At the base of the Great Oolitic Limestones, towards the bottom of the Chedworth valley, we can find an older rock formation called the Fullers Earth Formation, and layered within it the Eyford Member, the rock that gives us our roof slates, as it splits consistently and naturally if quarried and left out over a wet and frosty winter.

The Fullers Earth is mud-like, giving a clay soil, and is more easily eroded than the limestone above. This differential erosion forms the valley of Chedworth, and as the different layers of limestone and clay have in turn eroded at differing paces, the limestone being harder, the terraced fields are formed that we see in, for example, Lower Chedworth and Hedgely Bottom. The boundary between the Great Oolite permeable limestones and the impermeable Fuller’s Earth clay also defines the spring line, and hence the dominance of cottages along the valley side at the maximum height for a well to be dug to this spring line.

An interesting fact about the Fuller’s Earth is that it contained a mineral used to remove grease from sheep fleeces, enhancing further the value of the Cotswolds wool ‘grown’ on the Jurassic Limestones.

The base of the Chedworth valley has been filled with Ice Age sediments, with quite a different composition to the limestone valley sides.

And so to the flora.

The predominance of the Jurassic limestone leads to a dominance of the shallow “brashy” soils of the Sherborne and Moreton series. We find glimpses of the plant life supported on limestone grasslands on the Great Oolite that would have covered this area before the Middle Ages and agriculture ; plants such as field scabious, wild basil, wild marjoram and wild strawberries. What do all these wild flowers have in common – they love an alkaline soil, generated from the limestone which has a Ph of 8.5 or higher.

This alkaline soil formed from the limestone gives the planting successes and challenges that we have in our gardens today. Many herbs, specifically English lavender (Lavandula angustifolia) and Thyme and sage require not only a hot, sunny location but also soils that are low in nutrients, stony and best of all somewhat alkaline. Other plants that love our alkaline valley are lilac, peonies, salvia, alchemilla mollis and Echinacea purpurea.

In contrast, rhododendrons and azaleas require an acid soil with pH about 5.5 … and we shall never see them growing easily in Chedworth!

Just at the spring line of the Fullers Earth, the presence of the clay shales at shallow depths leads to the poor drainage of the limestone soils and wet clay as the dominant growing medium – such as in my own garden in Lower Chedworth.

However, we do find patches of more acid soil in the Cotswolds, allowing for a more diverse flora with the best example being at Westonbirt Arboretum.
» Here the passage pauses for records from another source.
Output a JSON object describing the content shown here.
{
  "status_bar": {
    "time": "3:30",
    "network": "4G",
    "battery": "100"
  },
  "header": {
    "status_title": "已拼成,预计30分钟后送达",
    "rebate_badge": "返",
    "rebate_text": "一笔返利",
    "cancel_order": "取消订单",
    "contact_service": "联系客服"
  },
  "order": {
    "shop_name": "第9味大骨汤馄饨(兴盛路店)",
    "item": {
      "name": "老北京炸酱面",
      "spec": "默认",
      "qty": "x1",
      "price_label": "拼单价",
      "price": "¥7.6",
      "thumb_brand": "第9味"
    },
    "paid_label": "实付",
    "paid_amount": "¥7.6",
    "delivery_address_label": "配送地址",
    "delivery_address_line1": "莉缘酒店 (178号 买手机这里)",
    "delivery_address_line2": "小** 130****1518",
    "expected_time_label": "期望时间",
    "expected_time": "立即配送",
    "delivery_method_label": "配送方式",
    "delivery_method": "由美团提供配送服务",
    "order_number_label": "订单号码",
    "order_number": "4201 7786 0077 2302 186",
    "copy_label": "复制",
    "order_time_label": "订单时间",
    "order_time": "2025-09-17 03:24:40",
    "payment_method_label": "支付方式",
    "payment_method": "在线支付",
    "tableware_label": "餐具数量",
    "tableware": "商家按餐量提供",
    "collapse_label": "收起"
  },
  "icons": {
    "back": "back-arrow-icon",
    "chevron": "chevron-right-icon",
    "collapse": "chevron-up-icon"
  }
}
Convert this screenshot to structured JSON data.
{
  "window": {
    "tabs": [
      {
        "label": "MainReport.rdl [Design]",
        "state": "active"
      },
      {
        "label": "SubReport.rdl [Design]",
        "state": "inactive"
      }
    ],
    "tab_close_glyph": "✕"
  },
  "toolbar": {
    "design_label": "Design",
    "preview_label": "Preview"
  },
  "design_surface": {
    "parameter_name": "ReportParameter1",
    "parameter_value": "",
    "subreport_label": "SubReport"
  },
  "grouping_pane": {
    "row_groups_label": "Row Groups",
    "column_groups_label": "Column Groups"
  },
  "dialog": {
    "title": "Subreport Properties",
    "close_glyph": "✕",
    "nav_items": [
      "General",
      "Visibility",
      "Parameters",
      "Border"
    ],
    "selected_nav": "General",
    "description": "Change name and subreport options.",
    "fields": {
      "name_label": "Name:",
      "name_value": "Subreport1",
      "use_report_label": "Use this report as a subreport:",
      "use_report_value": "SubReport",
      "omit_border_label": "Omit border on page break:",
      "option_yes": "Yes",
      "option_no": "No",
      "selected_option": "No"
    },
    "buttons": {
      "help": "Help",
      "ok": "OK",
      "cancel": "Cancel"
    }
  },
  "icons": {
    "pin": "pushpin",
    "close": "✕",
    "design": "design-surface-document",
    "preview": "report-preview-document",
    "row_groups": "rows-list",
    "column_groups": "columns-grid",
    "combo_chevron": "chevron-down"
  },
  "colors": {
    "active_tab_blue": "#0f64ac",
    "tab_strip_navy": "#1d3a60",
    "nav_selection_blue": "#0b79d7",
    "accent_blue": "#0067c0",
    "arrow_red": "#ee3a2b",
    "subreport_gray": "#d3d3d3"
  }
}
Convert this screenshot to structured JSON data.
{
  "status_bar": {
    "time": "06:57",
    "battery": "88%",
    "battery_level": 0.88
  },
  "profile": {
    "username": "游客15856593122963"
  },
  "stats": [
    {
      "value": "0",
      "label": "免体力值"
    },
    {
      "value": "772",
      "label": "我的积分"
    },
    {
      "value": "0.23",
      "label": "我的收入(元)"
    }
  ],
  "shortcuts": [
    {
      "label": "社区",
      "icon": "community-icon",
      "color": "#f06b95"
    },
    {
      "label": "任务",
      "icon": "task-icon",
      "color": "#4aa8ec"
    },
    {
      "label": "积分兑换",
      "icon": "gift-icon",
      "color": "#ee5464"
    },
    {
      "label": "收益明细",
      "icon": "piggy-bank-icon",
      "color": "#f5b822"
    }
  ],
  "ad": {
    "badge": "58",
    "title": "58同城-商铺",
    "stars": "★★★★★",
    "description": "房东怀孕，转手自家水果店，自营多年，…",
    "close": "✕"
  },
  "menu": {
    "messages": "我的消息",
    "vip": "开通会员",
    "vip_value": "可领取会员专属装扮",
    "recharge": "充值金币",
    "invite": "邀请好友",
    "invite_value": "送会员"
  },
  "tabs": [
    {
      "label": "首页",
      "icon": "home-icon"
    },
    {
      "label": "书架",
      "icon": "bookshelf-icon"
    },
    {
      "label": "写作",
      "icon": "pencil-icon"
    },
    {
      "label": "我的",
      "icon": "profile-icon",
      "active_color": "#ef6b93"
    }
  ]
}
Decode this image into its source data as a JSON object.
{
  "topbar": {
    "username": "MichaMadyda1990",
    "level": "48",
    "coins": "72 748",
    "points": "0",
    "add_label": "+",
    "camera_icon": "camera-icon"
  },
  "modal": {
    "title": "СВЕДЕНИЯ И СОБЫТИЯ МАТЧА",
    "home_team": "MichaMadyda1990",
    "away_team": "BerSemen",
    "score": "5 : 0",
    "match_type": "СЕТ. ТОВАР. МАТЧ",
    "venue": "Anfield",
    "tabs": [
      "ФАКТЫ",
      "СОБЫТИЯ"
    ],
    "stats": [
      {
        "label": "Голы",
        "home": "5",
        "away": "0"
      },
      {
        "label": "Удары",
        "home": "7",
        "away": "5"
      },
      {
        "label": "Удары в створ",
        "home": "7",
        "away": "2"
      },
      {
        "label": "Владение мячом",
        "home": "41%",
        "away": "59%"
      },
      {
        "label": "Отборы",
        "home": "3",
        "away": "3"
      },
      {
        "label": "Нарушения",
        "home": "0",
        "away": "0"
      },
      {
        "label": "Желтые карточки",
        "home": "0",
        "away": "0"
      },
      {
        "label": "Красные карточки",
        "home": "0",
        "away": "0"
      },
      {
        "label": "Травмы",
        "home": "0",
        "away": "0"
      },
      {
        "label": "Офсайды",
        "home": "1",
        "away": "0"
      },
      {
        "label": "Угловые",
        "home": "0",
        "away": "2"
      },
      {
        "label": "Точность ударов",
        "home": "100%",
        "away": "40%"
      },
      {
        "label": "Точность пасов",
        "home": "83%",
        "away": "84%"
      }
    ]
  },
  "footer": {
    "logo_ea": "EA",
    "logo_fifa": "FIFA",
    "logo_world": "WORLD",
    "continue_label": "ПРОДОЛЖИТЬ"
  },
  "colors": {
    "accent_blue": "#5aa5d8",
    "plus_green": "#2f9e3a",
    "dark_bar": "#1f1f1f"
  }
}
If your appetite has been wetted by this short summary, the Gloucestershire Geology Trust ( publishes a number of walks in the Cotswolds, and has a specific leaflet on Chedworth including a walk around the village.

Ceri Powell, Cobblers Cottage, Lower Chedworth – Geologist